[Component data from apps and pages]

——————————

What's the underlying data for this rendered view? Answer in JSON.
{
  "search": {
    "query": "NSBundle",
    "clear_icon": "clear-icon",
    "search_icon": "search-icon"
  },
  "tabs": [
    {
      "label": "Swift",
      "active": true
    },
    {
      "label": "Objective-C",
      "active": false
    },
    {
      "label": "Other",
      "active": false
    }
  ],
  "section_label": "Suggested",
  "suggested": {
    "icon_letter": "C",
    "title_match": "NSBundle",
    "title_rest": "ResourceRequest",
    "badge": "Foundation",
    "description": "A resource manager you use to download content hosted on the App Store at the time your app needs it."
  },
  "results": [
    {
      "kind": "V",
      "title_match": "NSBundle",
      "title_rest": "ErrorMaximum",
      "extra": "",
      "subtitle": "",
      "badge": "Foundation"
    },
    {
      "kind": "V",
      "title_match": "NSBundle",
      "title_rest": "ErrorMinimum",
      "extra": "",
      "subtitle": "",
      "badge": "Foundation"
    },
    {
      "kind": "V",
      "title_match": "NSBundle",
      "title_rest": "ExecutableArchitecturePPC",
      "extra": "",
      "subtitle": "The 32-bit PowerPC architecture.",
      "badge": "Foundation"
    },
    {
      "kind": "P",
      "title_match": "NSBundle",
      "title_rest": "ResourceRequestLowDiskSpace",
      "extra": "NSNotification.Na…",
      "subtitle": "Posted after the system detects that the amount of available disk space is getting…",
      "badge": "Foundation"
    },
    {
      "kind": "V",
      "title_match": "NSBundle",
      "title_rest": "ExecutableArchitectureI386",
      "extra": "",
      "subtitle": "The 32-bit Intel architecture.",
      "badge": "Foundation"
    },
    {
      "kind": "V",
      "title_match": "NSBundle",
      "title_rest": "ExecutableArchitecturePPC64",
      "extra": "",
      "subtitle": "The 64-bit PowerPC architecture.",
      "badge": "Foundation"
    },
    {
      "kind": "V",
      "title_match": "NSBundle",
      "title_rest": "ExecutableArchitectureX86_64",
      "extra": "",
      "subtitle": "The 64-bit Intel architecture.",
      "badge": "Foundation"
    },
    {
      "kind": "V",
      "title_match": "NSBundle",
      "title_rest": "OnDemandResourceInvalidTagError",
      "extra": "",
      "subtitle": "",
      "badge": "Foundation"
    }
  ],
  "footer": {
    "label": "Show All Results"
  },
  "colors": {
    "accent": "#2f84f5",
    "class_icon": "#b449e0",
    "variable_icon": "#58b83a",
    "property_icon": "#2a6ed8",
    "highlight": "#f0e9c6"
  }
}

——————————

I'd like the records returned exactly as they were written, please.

— EXPECTED ANSWER —
What's the underlying data for this rendered view? Answer in JSON.
{
  "search": {
    "query": "NSBundle",
    "clear_icon": "clear-icon",
    "search_icon": "search-icon"
  },
  "tabs": [
    {
      "label": "Swift",
      "active": true
    },
    {
      "label": "Objective-C",
      "active": false
    },
    {
      "label": "Other",
      "active": false
    }
  ],
  "section_label": "Suggested",
  "suggested": {
    "icon_letter": "C",
    "title_match": "NSBundle",
    "title_rest": "ResourceRequest",
    "badge": "Foundation",
    "description": "A resource manager you use to download content hosted on the App Store at the time your app needs it."
  },
  "results": [
    {
      "kind": "V",
      "title_match": "NSBundle",
      "title_rest": "ErrorMaximum",
      "extra": "",
      "subtitle": "",
      "badge": "Foundation"
    },
    {
      "kind": "V",
      "title_match": "NSBundle",
      "title_rest": "ErrorMinimum",
      "extra": "",
      "subtitle": "",
      "badge": "Foundation"
    },
    {
      "kind": "V",
      "title_match": "NSBundle",
      "title_rest": "ExecutableArchitecturePPC",
      "extra": "",
      "subtitle": "The 32-bit PowerPC architecture.",
      "badge": "Foundation"
    },
    {
      "kind": "P",
      "title_match": "NSBundle",
      "title_rest": "ResourceRequestLowDiskSpace",
      "extra": "NSNotification.Na…",
      "subtitle": "Posted after the system detects that the amount of available disk space is getting…",
      "badge": "Foundation"
    },
    {
      "kind": "V",
      "title_match": "NSBundle",
      "title_rest": "ExecutableArchitectureI386",
      "extra": "",
      "subtitle": "The 32-bit Intel architecture.",
      "badge": "Foundation"
    },
    {
      "kind": "V",
      "title_match": "NSBundle",
      "title_rest": "ExecutableArchitecturePPC64",
      "extra": "",
      "subtitle": "The 64-bit PowerPC architecture.",
      "badge": "Foundation"
    },
    {
      "kind": "V",
      "title_match": "NSBundle",
      "title_rest": "ExecutableArchitectureX86_64",
      "extra": "",
      "subtitle": "The 64-bit Intel architecture.",
      "badge": "Foundation"
    },
    {
      "kind": "V",
      "title_match": "NSBundle",
      "title_rest": "OnDemandResourceInvalidTagError",
      "extra": "",
      "subtitle": "",
      "badge": "Foundation"
    }
  ],
  "footer": {
    "label": "Show All Results"
  },
  "colors": {
    "accent": "#2f84f5",
    "class_icon": "#b449e0",
    "variable_icon": "#58b83a",
    "property_icon": "#2a6ed8",
    "highlight": "#f0e9c6"
  }
}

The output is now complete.